We are as much informed of a writer’s genius by what he selects as by what he originates.
Ralph Waldo Emerson
More quotes by Ralph Waldo Emerson
Let a man then know his worth, and keep things under his feet. Let him not peep or steal, or skulk up and down with the air of a charity-boy, a bastard, or an interloper.
Every violation of truth is not only a sort of suicide in the liar, but is a stab at the health of human society.
More quotes about Wisdom
If it be an evil to judge rashly or untruly any single man, how much a greater sin it is to condemn a whole people.
When desire, having rejected reason and overpowered judgment which leads to right, is set in the direction of the pleasure which beauty can inspire, and when again under the influence of its kindred desires it is moved with violent motion towards the beauty of corporeal forms, it acquires a surname from this very violent motion, and is called love.
What we call education and culture is for the most part nothing but the substitution of reading for experience, of literature for life, of the obsolete fictitious for the contemporary real.
A myriad of men are born; they labor and sweat and struggle; …they squabble and scold and fight; they scramble for little mean advantages over each other; age creeps upon them; infirmities follow; …those they love are taken from them, and the joy of life is turned to aching grief. It comes at last-the only unpoisoned gift earth ever had for them-and they vanish from a world where they were of no consequence, …a world which will lament them a day and forget them forever.
All those moments are alive in us today. We may not visit them anymore, very often, but we carry them in our DNA, our blood, our bones; informing the breadth and beauty of who we now are; our lesson to be lived.
All true artists, whether they know it or not, create from a place of no-mind, from inner stillness.
For too long I have silenced my heart, that now, when I give it the opportunity to speak, it no longer remembers its voice.
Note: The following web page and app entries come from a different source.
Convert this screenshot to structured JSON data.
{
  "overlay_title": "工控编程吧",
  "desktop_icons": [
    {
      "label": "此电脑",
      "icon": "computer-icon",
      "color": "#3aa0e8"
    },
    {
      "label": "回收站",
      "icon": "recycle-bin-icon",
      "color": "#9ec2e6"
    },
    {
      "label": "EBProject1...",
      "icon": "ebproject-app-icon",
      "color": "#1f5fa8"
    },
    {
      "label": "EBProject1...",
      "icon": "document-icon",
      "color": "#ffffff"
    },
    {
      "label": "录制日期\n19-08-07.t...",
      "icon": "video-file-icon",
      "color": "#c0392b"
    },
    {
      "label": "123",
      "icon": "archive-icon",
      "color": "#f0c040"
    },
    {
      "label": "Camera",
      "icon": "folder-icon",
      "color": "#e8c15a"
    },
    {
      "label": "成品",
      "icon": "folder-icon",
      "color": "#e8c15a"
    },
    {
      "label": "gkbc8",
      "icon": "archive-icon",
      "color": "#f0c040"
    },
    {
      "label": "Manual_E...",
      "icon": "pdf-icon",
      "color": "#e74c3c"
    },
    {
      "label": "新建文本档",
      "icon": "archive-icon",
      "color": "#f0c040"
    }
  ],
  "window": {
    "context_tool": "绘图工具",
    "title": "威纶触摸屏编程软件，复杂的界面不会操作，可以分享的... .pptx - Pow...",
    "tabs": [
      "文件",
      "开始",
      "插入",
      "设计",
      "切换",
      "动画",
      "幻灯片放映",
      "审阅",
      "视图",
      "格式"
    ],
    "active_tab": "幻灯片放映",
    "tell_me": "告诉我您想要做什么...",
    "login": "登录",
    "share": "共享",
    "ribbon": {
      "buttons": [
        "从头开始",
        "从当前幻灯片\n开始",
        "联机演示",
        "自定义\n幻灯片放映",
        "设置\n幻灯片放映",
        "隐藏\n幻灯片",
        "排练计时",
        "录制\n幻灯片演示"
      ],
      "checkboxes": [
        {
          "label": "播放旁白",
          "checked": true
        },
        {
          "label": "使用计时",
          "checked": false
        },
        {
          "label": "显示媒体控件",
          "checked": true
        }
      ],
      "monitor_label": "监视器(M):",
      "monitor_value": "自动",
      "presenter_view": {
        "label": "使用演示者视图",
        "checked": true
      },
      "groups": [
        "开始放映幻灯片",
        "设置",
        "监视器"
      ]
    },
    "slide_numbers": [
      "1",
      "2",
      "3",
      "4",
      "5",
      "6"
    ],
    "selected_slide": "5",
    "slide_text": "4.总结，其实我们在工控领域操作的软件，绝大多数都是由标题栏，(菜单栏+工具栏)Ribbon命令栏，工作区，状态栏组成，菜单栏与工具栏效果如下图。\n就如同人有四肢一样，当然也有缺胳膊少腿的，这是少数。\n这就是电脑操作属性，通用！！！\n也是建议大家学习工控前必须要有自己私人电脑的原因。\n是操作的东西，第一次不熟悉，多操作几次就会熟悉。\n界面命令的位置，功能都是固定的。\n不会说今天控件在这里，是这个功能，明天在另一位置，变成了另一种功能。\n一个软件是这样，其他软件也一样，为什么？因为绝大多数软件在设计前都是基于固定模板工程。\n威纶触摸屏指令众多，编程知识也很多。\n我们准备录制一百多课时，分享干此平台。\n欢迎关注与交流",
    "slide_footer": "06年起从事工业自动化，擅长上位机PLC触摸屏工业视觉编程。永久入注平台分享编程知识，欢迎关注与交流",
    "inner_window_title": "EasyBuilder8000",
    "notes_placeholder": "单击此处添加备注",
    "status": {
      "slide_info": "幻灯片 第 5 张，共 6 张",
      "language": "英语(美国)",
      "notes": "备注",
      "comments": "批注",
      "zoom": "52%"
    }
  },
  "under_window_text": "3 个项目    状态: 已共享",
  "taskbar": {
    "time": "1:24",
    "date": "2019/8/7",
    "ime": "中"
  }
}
Locked away, it forgot what it’s like to be free; to roam. Imprisoned within loneliness, I fear Stockholm syndrome has developed.
The perception of the comic is a tie of sympathy with other men, a pledge of sanity, and a protection from those perverse tendencies and gloomy insanities in which fine intellects sometimes lose themselves. A rogue alive to the ludicrous is still convertible. If that sense is lost, his fellow-men can do little for him.
In the long run, we shape our lives, and we shape ourselves. The process never ends until we die. And the choices we make are ultimately our own responsibility.
If the single man plant himself indomitably on his instincts, and there abide, the huge world will come round to him.